By J.D. Alt
We usually think of a Commons as a “territory” of resources which we, as individuals, share with other members of our local, regional, or national society. The tragedy of the Commons, famously, is a failure of that sharing in which, even though the resources are visibly being depleted at an unsustainable rate, individuals are not motivated to preserve the resources but, instead, are motivated to continue to deplete them. This perverse motivation occurs because each individual makes two rational assumptions: (1) most other individuals will continue to deplete and (2) if he or she personally refrains from depleting, the beneficial impact on the Commons itself will be negligible, negating the personal effort or sacrifice. These rational decisions effectively neutralize the actions of the cooperative gene within the society, leaving the selfish gene in a position of active dominance.
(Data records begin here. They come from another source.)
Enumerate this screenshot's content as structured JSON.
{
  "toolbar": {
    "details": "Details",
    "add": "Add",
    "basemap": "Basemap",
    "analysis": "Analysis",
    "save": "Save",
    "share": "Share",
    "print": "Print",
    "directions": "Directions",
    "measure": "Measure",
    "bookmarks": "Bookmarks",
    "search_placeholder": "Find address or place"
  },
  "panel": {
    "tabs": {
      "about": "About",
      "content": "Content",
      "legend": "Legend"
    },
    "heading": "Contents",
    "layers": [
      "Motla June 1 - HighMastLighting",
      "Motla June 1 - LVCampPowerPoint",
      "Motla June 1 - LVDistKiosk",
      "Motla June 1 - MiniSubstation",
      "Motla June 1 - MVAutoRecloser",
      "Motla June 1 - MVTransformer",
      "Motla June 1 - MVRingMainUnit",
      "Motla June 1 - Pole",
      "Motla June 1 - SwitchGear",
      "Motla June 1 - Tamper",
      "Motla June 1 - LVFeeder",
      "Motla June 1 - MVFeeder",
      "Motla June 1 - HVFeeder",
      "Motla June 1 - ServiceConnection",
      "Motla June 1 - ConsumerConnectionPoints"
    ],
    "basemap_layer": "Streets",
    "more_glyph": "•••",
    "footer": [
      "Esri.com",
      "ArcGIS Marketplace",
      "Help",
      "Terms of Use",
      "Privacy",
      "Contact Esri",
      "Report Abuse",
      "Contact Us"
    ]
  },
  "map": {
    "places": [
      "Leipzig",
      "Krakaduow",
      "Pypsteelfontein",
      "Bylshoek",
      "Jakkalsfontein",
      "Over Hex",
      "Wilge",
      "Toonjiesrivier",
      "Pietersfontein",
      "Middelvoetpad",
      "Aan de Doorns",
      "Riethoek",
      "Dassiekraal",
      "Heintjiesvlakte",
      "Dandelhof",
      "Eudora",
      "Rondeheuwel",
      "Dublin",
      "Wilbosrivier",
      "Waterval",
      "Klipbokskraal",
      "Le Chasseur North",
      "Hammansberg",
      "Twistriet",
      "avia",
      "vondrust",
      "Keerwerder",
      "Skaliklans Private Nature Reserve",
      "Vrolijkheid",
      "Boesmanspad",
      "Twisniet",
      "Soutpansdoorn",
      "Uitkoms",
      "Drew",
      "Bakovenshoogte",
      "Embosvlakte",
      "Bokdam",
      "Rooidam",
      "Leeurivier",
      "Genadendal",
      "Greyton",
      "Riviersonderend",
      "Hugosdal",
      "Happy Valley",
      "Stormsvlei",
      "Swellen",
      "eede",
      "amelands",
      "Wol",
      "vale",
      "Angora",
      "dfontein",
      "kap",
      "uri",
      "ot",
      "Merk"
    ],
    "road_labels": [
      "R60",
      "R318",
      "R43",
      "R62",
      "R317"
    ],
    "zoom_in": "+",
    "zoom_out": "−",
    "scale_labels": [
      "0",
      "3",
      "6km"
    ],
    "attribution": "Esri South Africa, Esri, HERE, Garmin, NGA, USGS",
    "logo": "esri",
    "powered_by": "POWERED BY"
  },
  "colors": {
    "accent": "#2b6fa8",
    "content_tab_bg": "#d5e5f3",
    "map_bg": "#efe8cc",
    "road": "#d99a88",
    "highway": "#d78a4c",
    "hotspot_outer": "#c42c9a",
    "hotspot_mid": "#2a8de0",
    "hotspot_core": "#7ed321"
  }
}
The larger the Commons, and the greater the number of individuals who share it, the more powerful are the tragic forces.